Whatever path you take, just find a way to chill. Any of the methods of stress reduction would make a wonderful health resolution.

Pick Your Passion and Get Resolving

With so many avenues to be healthy, how do you choose? First, really think about what you need or want. You are more likely to do a thing if you feel connected to it. Think of what is motivating you because it may be what keeps you going.

Secondly, pick just one aspect that you’d like to choose for health. Don’t go for the whole package because that’s like overfilling a burrito. Something is bound to squirt out or burst. For example, just choose to eat 3-5 servings of vegetables daily instead of trying to hit all the food group recommendations, while also adding exercise. Baby steps people.

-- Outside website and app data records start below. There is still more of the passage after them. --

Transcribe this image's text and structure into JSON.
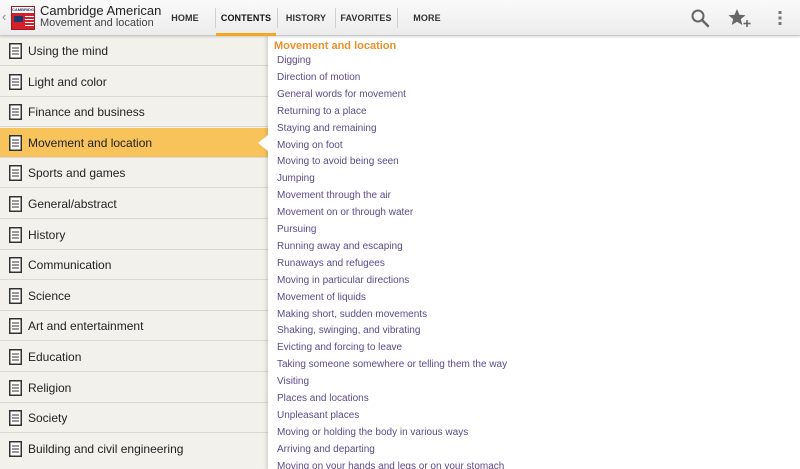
{
  "app": {
    "title": "Cambridge American",
    "subtitle": "Movement and location",
    "logo_text": "CAMBRIDGE"
  },
  "tabs": [
    {
      "label": "HOME",
      "active": false
    },
    {
      "label": "CONTENTS",
      "active": true
    },
    {
      "label": "HISTORY",
      "active": false
    },
    {
      "label": "FAVORITES",
      "active": false
    },
    {
      "label": "MORE",
      "active": false
    }
  ],
  "actions": {
    "search_icon": "search-icon",
    "add_favorite_icon": "star-plus-icon",
    "overflow_icon": "overflow-menu-icon"
  },
  "sidebar": {
    "items": [
      {
        "label": "Using the mind"
      },
      {
        "label": "Light and color"
      },
      {
        "label": "Finance and business"
      },
      {
        "label": "Movement and location",
        "active": true
      },
      {
        "label": "Sports and games"
      },
      {
        "label": "General/abstract"
      },
      {
        "label": "History"
      },
      {
        "label": "Communication"
      },
      {
        "label": "Science"
      },
      {
        "label": "Art and entertainment"
      },
      {
        "label": "Education"
      },
      {
        "label": "Religion"
      },
      {
        "label": "Society"
      },
      {
        "label": "Building and civil engineering"
      }
    ]
  },
  "content": {
    "heading": "Movement and location",
    "links": [
      "Digging",
      "Direction of motion",
      "General words for movement",
      "Returning to a place",
      "Staying and remaining",
      "Moving on foot",
      "Moving to avoid being seen",
      "Jumping",
      "Movement through the air",
      "Movement on or through water",
      "Pursuing",
      "Running away and escaping",
      "Runaways and refugees",
      "Moving in particular directions",
      "Movement of liquids",
      "Making short, sudden movements",
      "Shaking, swinging, and vibrating",
      "Evicting and forcing to leave",
      "Taking someone somewhere or telling them the way",
      "Visiting",
      "Places and locations",
      "Unpleasant places",
      "Moving or holding the body in various ways",
      "Arriving and departing",
      "Moving on your hands and legs or on your stomach"
    ]
  },
  "colors": {
    "accent": "#f5a623",
    "active_row": "#f7c35a",
    "heading": "#e8902a",
    "link": "#5b4a8a"
  }
}
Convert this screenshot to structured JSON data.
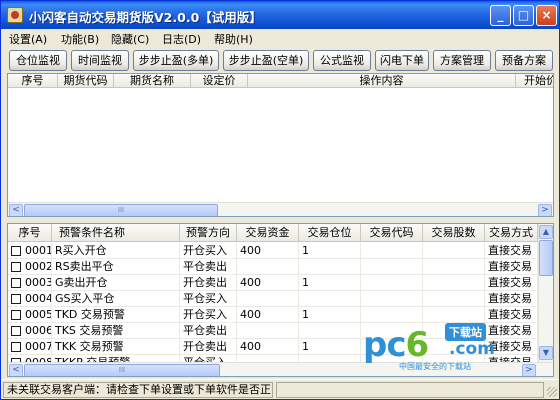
{
  "window": {
    "title": "小闪客自动交易期货版V2.0.0【试用版】"
  },
  "titlebar": {
    "minimize": "_",
    "maximize": "□",
    "close": "×"
  },
  "menu": [
    "设置(A)",
    "功能(B)",
    "隐藏(C)",
    "日志(D)",
    "帮助(H)"
  ],
  "toolbar": [
    "仓位监视",
    "时间监视",
    "步步止盈(多单)",
    "步步止盈(空单)",
    "公式监视",
    "闪电下单",
    "方案管理",
    "预备方案"
  ],
  "top_grid": {
    "columns": [
      "序号",
      "期货代码",
      "期货名称",
      "设定价",
      "操作内容",
      "开始价"
    ],
    "scroll_left": "<",
    "scroll_right": ">",
    "thumb": "III"
  },
  "bottom_grid": {
    "columns": [
      "序号",
      "预警条件名称",
      "预警方向",
      "交易资金",
      "交易仓位",
      "交易代码",
      "交易股数",
      "交易方式"
    ],
    "rows": [
      {
        "id": "0001",
        "name": "R买入开仓",
        "direction": "开仓买入",
        "capital": "400",
        "position": "1",
        "code": "",
        "shares": "",
        "mode": "直接交易"
      },
      {
        "id": "0002",
        "name": "RS卖出平仓",
        "direction": "平仓卖出",
        "capital": "",
        "position": "",
        "code": "",
        "shares": "",
        "mode": "直接交易"
      },
      {
        "id": "0003",
        "name": "G卖出开仓",
        "direction": "开仓卖出",
        "capital": "400",
        "position": "1",
        "code": "",
        "shares": "",
        "mode": "直接交易"
      },
      {
        "id": "0004",
        "name": "GS买入平仓",
        "direction": "平仓买入",
        "capital": "",
        "position": "",
        "code": "",
        "shares": "",
        "mode": "直接交易"
      },
      {
        "id": "0005",
        "name": "TKD 交易预警",
        "direction": "开仓买入",
        "capital": "400",
        "position": "1",
        "code": "",
        "shares": "",
        "mode": "直接交易"
      },
      {
        "id": "0006",
        "name": "TKS 交易预警",
        "direction": "平仓卖出",
        "capital": "",
        "position": "",
        "code": "",
        "shares": "",
        "mode": "直接交易"
      },
      {
        "id": "0007",
        "name": "TKK 交易预警",
        "direction": "开仓卖出",
        "capital": "400",
        "position": "1",
        "code": "",
        "shares": "",
        "mode": "直接交易"
      },
      {
        "id": "0008",
        "name": "TKKP 交易预警",
        "direction": "平仓买入",
        "capital": "",
        "position": "",
        "code": "",
        "shares": "",
        "mode": "直接交易"
      }
    ],
    "scroll_up": "▲",
    "scroll_down": "▼",
    "scroll_left": "<",
    "scroll_right": ">",
    "thumb": "III"
  },
  "status": {
    "message": "未关联交易客户端：请检查下单设置或下单软件是否正常打开"
  },
  "watermark": {
    "brand_pc": "pc",
    "brand_six": "6",
    "tag": "下载站",
    "com": ".com",
    "slogan": "中国最安全的下载站"
  }
}
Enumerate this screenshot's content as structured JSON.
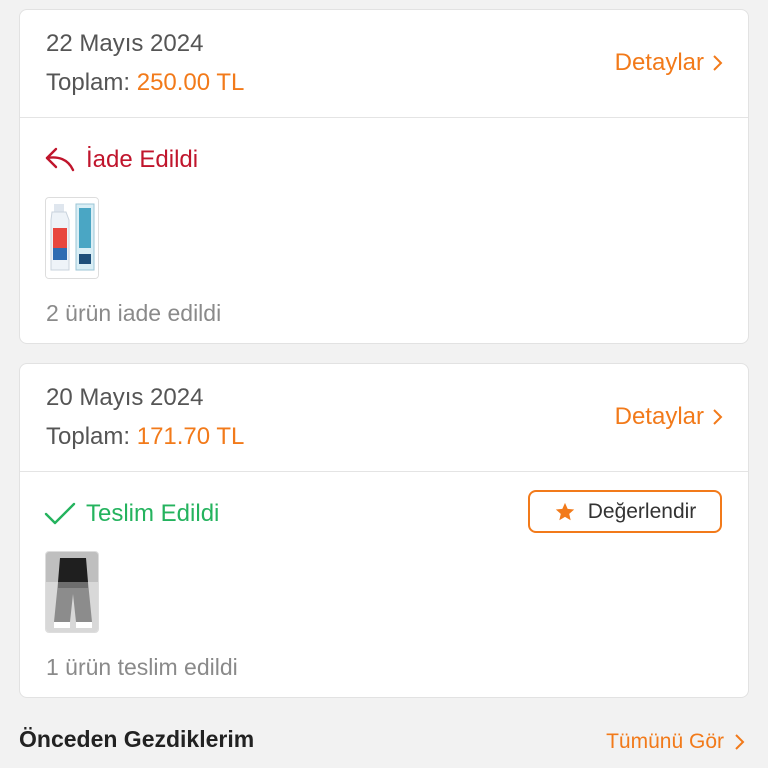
{
  "orders": [
    {
      "date": "22 Mayıs 2024",
      "total_label": "Toplam:",
      "total_amount": "250.00 TL",
      "details_label": "Detaylar",
      "status": "İade Edildi",
      "summary": "2 ürün iade edildi",
      "status_color": "#c0152c",
      "status_icon": "return-arrow-icon"
    },
    {
      "date": "20 Mayıs 2024",
      "total_label": "Toplam:",
      "total_amount": "171.70 TL",
      "details_label": "Detaylar",
      "status": "Teslim Edildi",
      "summary": "1 ürün teslim edildi",
      "status_color": "#24b35e",
      "status_icon": "checkmark-icon",
      "rate_label": "Değerlendir"
    }
  ],
  "recently_viewed": {
    "title": "Önceden Gezdiklerim",
    "see_all_label": "Tümünü Gör"
  },
  "colors": {
    "accent": "#f27a1a",
    "text": "#555555",
    "muted": "#8a8a8a"
  }
}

Third, set a goal timeline of 60-90 days to achieve all or part of your health resolution. In one study, participants took 66 days on average to make a habit change. In fact, set 3 goals. The first goal will be the easiest minimal thing you want. The 2nd goal will be the “if I’m on a roll” type of goal, which may or may not happen. The 3rd goal will be a “shoot the moon” type of goal, and may not happen but would be awesome if it did.

Next, start at the lower level. If you pick aerobic exercise but have never done it before, going gangbusters at 30 minutes of running 5 days a week is probably going to fail. Instead, start a walk to run program that might only be 15 minutes a day 3-4 days a week. If it’s diet you choose to improve, just start by drinking more water. Again, start simple. You need the first step to be attainable and sustainable.

Finally, just start it already! Really think through how you are going to execute your change and go for it!

Have a Happy Healthy New Year!


Please use the above as a general guide. You may wish to consult a physician, a psychologist, a nutritionist, etc., before beginning any major lifestyle change.

Tanya Tracy, MPT
Tanya Tracy, MPT

Tanya Tracy has been a physical therapist since 2003 and Pilates trained since 2009. She has expertise in evaluating and treating musculoskeletal injuries and assessing posture and movement patterns of patients and clients. She is an active outdoor enthusiast and is happiest when running or biking on trails. Tanya is the owner and sole practitioner of Flow Physical Therapy and Pilates in Asheville, NC.